What Starts with F, Ends with Uck? Our Love/Hate Affair with Food Trucks


We’d rather live near a taco truck, than a Taco Bell. Sure. And summer wouldn’t feel the same without the occasional Mr. Softee/Frosty Treats/ or Tactical Ice Cream Unit soft serve indulgence.

But at some point this whole thing gets a little ridiculous. First there’s all those disposable plates and utensils – though some trucks use only compostable ware, provide receptacles and recycle their frying oil into biofuel.

Then there’s the fact that street food is supposed to be affordable, simple, and accessible. But with the cool factor off the charts, people sometimes wait hours for a small portion of very expensive food that they then have to scarf down while perched precariously on a urine soaked curb. Is it that good, really?

Then there are all these trucks driving around and sometimes idling in parking places all day and spewing out noxious fumes along with the emissions caused by their refrigeration systems, stoves, fryers, and grills.

In New York, the city council just moved forward on its first anti-food truck law due to idling and parking issues.

Not to mention complaints from non-mobile restaurants.

Though some trucks are greener than others, there is a real lack of discussion overall about the environmental impact of the explosion in food trucks. This how-to article doesn’t mention it at all.

Thankfully, there are food trucks heading in the right direction. Here’s our list of 10 mobile vendors and one futuristic pop up restaurant that are curbing the use of excess resources.

1. Kickstand Coffee in Brooklyn NY uses bikes to transport its coffee and even uses bike power to fuel a portion of the brewing. If they don’t use disposable cups or plastic lids, they’d get extra points in my book, but their website doesn’t mention it. Hey Brooklynites! Are they totally green or not?

2. The Green Pirate Truck Juice Truck in Brooklyn NY runs its truck on biodiesel, composts all organic waste and works with farmers to get it to farms in upstate NY. They also use compostable cups.

3. Green Trucks in the LA area power their trucks on vegetable oil and biodiesel, make their food in a solar powered kitchen, use green packaging (though they don’t say what kind), and have a lot of organic vegetarian choices. They still serve meat of the slightly more humane variety, though it’s not grass-fed from family farms and “sustainably farmed” shrimp. To me these look like compromises to stay in business and keep their price points reasonable, which is understandable.

4. Liba’s Falafel Truck in San Francisco and Emeryville, CA serves a totally organic, vegetarian (mostly vegan) menu, recycles its frying oil into fuel, and uses all compostable packaging while providing the necessary receptacles to customers.

5. On the Fly in DC vends organic, local foods from their specially designed, American made zero-emission plug-in”smartkarts®“. They also use eco-friendly packaging, though they don’t say what kind.

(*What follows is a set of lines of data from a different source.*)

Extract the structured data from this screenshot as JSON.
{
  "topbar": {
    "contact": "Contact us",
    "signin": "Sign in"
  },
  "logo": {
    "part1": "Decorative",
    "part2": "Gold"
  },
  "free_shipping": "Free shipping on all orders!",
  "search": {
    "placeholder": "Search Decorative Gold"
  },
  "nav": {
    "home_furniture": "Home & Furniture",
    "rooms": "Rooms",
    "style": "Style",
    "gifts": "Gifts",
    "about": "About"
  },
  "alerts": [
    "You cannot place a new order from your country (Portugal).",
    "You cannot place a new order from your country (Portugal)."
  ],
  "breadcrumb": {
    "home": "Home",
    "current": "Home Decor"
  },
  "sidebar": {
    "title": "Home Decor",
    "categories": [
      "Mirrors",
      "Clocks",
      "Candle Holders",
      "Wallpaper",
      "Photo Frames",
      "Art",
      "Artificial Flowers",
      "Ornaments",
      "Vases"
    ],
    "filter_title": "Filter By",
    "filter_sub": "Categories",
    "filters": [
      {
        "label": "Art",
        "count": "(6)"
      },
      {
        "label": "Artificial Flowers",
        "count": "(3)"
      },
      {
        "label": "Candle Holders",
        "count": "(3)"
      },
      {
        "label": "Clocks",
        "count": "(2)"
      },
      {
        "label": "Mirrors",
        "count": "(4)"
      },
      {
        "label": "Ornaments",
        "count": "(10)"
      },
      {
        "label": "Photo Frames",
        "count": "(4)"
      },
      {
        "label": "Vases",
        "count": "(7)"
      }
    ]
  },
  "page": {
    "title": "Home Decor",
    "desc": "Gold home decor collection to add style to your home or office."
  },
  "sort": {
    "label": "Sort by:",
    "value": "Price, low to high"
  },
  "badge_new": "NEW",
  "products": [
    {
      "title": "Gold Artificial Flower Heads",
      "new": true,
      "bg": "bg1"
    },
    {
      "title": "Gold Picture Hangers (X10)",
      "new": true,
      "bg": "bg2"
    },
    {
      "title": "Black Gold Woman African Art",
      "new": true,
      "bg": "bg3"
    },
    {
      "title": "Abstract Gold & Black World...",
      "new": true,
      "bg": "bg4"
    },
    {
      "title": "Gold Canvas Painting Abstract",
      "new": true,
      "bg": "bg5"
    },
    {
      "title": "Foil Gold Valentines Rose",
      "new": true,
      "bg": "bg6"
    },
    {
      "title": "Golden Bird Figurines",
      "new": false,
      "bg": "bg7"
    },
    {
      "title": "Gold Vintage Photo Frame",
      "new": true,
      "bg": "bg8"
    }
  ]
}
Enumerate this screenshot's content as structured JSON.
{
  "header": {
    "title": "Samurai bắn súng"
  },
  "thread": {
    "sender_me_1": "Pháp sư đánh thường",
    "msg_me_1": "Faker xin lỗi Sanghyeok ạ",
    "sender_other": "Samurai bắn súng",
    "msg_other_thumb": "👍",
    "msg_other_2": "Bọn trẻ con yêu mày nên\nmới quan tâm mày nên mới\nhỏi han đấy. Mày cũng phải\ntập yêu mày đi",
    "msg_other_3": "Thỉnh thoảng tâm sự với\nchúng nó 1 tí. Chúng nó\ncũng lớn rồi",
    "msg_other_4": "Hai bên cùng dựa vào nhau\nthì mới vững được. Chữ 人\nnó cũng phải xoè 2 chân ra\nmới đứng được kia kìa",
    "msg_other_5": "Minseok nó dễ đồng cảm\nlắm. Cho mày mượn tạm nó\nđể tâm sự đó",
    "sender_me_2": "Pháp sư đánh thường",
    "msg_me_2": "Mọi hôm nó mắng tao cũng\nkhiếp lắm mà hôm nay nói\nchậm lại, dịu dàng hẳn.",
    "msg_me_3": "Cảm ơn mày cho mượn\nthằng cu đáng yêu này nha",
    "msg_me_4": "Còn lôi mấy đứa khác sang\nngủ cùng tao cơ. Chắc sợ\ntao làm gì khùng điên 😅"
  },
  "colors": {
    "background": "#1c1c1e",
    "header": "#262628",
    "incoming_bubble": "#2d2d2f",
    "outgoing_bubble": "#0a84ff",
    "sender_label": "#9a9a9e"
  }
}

6. Austin’s Soup Peddler has been around since before the current mobile food trend grew wheels. Soup Peddler started out delivering soups by bike in his Austin neighborhood. The business has grown to include entrees, and other foods and, while some deliveries are still done by bike, customers have the option to pick up as well. Hopefully at least some of them are on two wheels.

7. Steubens Food Truck in Denver is still in development but founders say its solar-powered, biofueled, locally grown goodness is coming soon!

8. DC’s Sweetflow Yogurt is a truck designed to run without a generator so it uses less fuel. They also use local and organic ingredients and 100 percent compostable packaging.

9. Fresh Local in New Hampshire is run by actual farmers. The products are all sourced from local family farms, the disposables are biodegradable and they feed any kitchen scraps they don’t compost to their very own chickens.

10.  Clover Food Lab runs trucks in Boston and at MIT. Founders are nuts about compost and are working toward a zero waste operation. The trucks are run on biodiesel, and the food is local and organic. Their blog, which documents the process of getting the business up and running, provides a fascinating window into what it takes to start a green food truck.

The whole scene in Portland is greener from an emissions point of view because many of the carts are stationary and in pods concentrated in downtown areas easily accessible by bikers and walkers.

And here’s the future of the pop-up restaurant – somewhere between a stand-alone business and a restaurant on wheels, the solar powered, foldable, moveable Muv Box may be the biggest future trend yet.

This is the latest installment in Vanessa Barrington’s weekly column, The Green Plate, on the environmental, social, and political issues related to what and how we eat.

Image: ricardodiaz11

Vanessa Barrington

Vanessa Barrington is a San Francisco based writer and communications consultant specializing in environmental, social, and political issues in the food system.